§ **TASK INSTRUCTIONS**
Search term "électronique": please show all lines in the listing that contain it.

######

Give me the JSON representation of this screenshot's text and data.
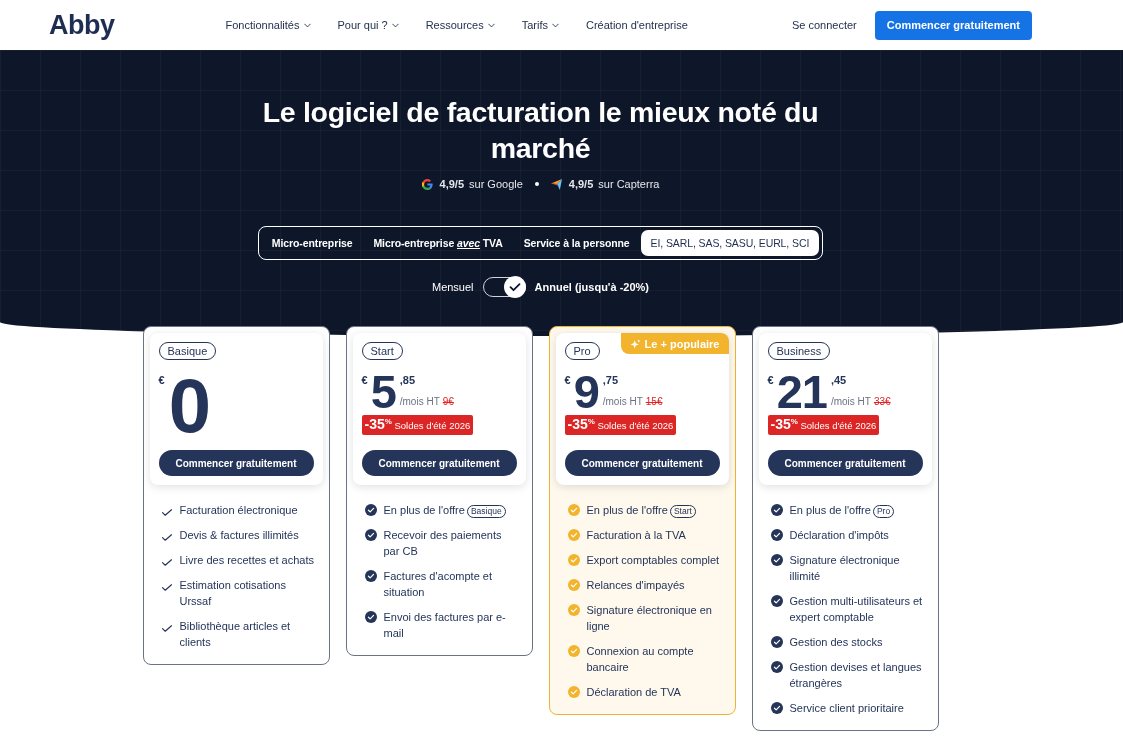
{
  "header": {
    "logo": "Abby",
    "nav": [
      {
        "label": "Fonctionnalités",
        "dropdown": true
      },
      {
        "label": "Pour qui ?",
        "dropdown": true
      },
      {
        "label": "Ressources",
        "dropdown": true
      },
      {
        "label": "Tarifs",
        "dropdown": true
      },
      {
        "label": "Création d'entreprise",
        "dropdown": false
      }
    ],
    "login": "Se connecter",
    "cta": "Commencer gratuitement"
  },
  "hero": {
    "title": "Le logiciel de facturation le mieux noté du marché",
    "ratings": [
      {
        "kind": "google",
        "score": "4,9/5",
        "source": "sur Google"
      },
      {
        "kind": "capterra",
        "score": "4,9/5",
        "source": "sur Capterra"
      }
    ],
    "segments": [
      {
        "label": "Micro-entreprise",
        "selected": false
      },
      {
        "label": "Micro-entreprise *avec* TVA",
        "selected": false
      },
      {
        "label": "Service à la personne",
        "selected": false
      },
      {
        "label": "EI, SARL, SAS, SASU, EURL, SCI",
        "selected": true
      }
    ],
    "billing_toggle": {
      "left_label": "Mensuel",
      "right_label": "Annuel (jusqu'à -20%)",
      "on": true
    }
  },
  "plans": [
    {
      "kind": "free",
      "name": "Basique",
      "price": {
        "currency": "€",
        "amount": "0"
      },
      "cta": "Commencer gratuitement",
      "features": [
        {
          "text": "Facturation électronique"
        },
        {
          "text": "Devis & factures illimités"
        },
        {
          "text": "Livre des recettes et achats"
        },
        {
          "text": "Estimation cotisations Urssaf"
        },
        {
          "text": "Bibliothèque articles et clients"
        }
      ]
    },
    {
      "kind": "standard",
      "name": "Start",
      "price": {
        "currency": "€",
        "amount": "5",
        "cents": ",85",
        "period": "/mois HT",
        "old_price": "9€"
      },
      "sale": "**-35**$^{%}$ Soldes d'été 2026",
      "cta": "Commencer gratuitement",
      "features": [
        {
          "text": "En plus de l'offre",
          "plan": "Basique"
        },
        {
          "text": "Recevoir des paiements par CB"
        },
        {
          "text": "Factures d'acompte et situation"
        },
        {
          "text": "Envoi des factures par e-mail"
        }
      ]
    },
    {
      "kind": "popular",
      "name": "Pro",
      "badge": "Le + populaire",
      "price": {
        "currency": "€",
        "amount": "9",
        "cents": ",75",
        "period": "/mois HT",
        "old_price": "15€"
      },
      "sale": "**-35**$^{%}$ Soldes d'été 2026",
      "cta": "Commencer gratuitement",
      "features": [
        {
          "text": "En plus de l'offre",
          "plan": "Start"
        },
        {
          "text": "Facturation à la TVA"
        },
        {
          "text": "Export comptables complet"
        },
        {
          "text": "Relances d'impayés"
        },
        {
          "text": "Signature électronique en ligne"
        },
        {
          "text": "Connexion au compte bancaire"
        },
        {
          "text": "Déclaration de TVA"
        }
      ]
    },
    {
      "kind": "standard",
      "name": "Business",
      "price": {
        "currency": "€",
        "amount": "21",
        "cents": ",45",
        "period": "/mois HT",
        "old_price": "33€"
      },
      "sale": "**-35**$^{%}$ Soldes d'été 2026",
      "cta": "Commencer gratuitement",
      "features": [
        {
          "text": "En plus de l'offre",
          "plan": "Pro"
        },
        {
          "text": "Déclaration d'impôts"
        },
        {
          "text": "Signature électronique illimité"
        },
        {
          "text": "Gestion multi-utilisateurs et expert comptable"
        },
        {
          "text": "Gestion des stocks"
        },
        {
          "text": "Gestion devises et langues étrangères"
        },
        {
          "text": "Service client prioritaire"
        }
      ]
    }
  ]
}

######

§ **ANSWER FOR THIS EXERCISE**
          "text": "Facturation électronique"
          "text": "Signature électronique en ligne"
          "text": "Signature électronique illimité"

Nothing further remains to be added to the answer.